#### DESCRIPTION OF THE TASK:
Pull each line containing "true" from the data.

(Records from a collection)
=== Section Start ===

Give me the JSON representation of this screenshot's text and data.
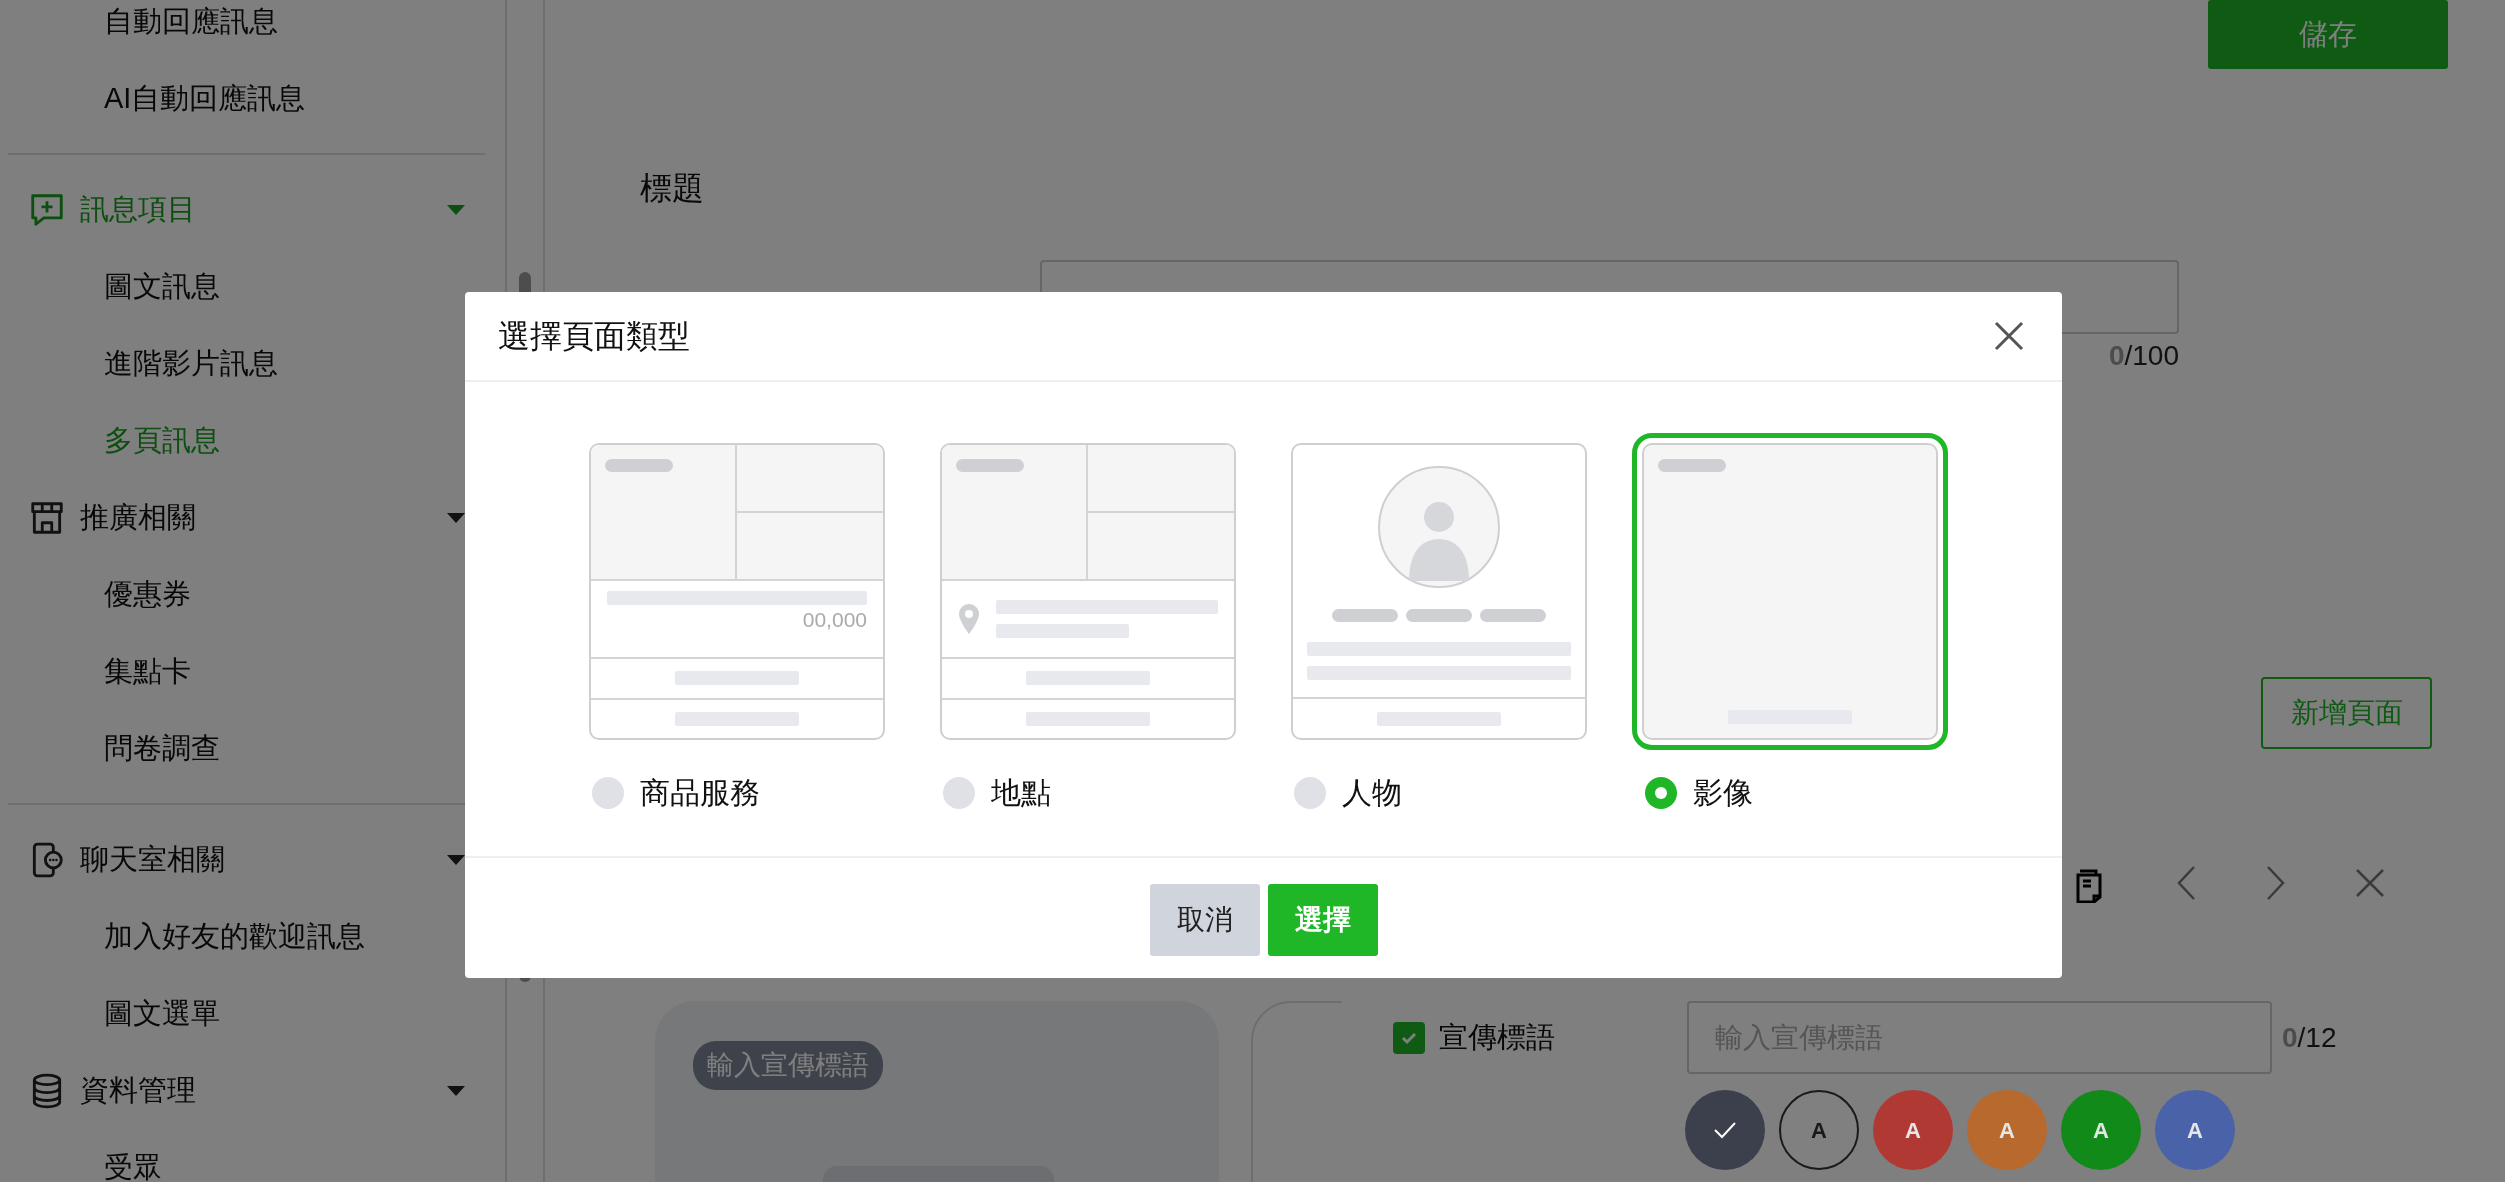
{
  "sidebar": {
    "groups": [
      {
        "sections": [
          {
            "items": [
              {
                "label": "自動回應訊息",
                "selected": false
              },
              {
                "label": "AI自動回應訊息",
                "selected": false
              }
            ]
          }
        ]
      },
      {
        "sections": [
          {
            "kind": "message",
            "title": "訊息項目",
            "selected": true,
            "items": [
              {
                "label": "圖文訊息",
                "selected": false
              },
              {
                "label": "進階影片訊息",
                "selected": false
              },
              {
                "label": "多頁訊息",
                "selected": true
              }
            ]
          },
          {
            "kind": "store",
            "title": "推廣相關",
            "selected": false,
            "items": [
              {
                "label": "優惠券",
                "selected": false
              },
              {
                "label": "集點卡",
                "selected": false
              },
              {
                "label": "問卷調查",
                "selected": false
              }
            ]
          }
        ]
      },
      {
        "sections": [
          {
            "kind": "chat",
            "title": "聊天室相關",
            "selected": false,
            "items": [
              {
                "label": "加入好友的歡迎訊息",
                "selected": false
              },
              {
                "label": "圖文選單",
                "selected": false
              }
            ]
          },
          {
            "kind": "database",
            "title": "資料管理",
            "selected": false,
            "items": [
              {
                "label": "受眾",
                "selected": false
              }
            ]
          }
        ]
      }
    ]
  },
  "save_button": "儲存",
  "title_section": {
    "heading": "標題",
    "counter": "**0**/100"
  },
  "add_page_button": "新增頁面",
  "card_preview": {
    "tag": "輸入宣傳標語"
  },
  "tagline": {
    "label": "宣傳標語",
    "checked": true,
    "input": {
      "placeholder": "輸入宣傳標語"
    },
    "counter": "**0**/12",
    "swatches": [
      {
        "color": "#3c404d",
        "selected": true
      },
      {
        "color": "#808080",
        "selected": false,
        "label": "A"
      },
      {
        "color": "#b03a33",
        "selected": false,
        "label": "A"
      },
      {
        "color": "#b8692e",
        "selected": false,
        "label": "A"
      },
      {
        "color": "#118a19",
        "selected": false,
        "label": "A"
      },
      {
        "color": "#4a63a8",
        "selected": false,
        "label": "A"
      }
    ]
  },
  "modal": {
    "title": "選擇頁面類型",
    "options": [
      {
        "kind": "product",
        "label": "商品服務",
        "selected": false,
        "price": "00,000"
      },
      {
        "kind": "location",
        "label": "地點",
        "selected": false
      },
      {
        "kind": "person",
        "label": "人物",
        "selected": false
      },
      {
        "kind": "image",
        "label": "影像",
        "selected": true
      }
    ],
    "buttons": [
      {
        "kind": "cancel",
        "label": "取消"
      },
      {
        "kind": "confirm",
        "label": "選擇"
      }
    ]
  }
}
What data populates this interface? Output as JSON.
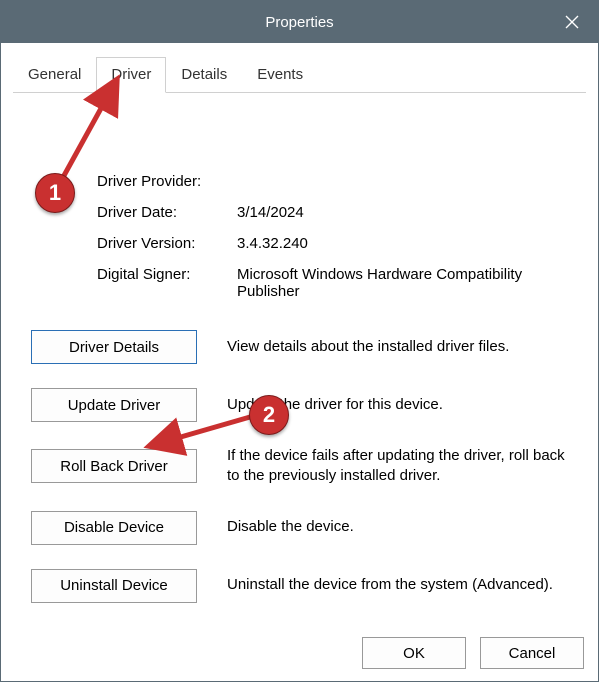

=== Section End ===

#### RESPONSE TO THE EXERCISE:
            "selected": true,
                "selected": true
    "checked": true,
        "selected": true
        "selected": true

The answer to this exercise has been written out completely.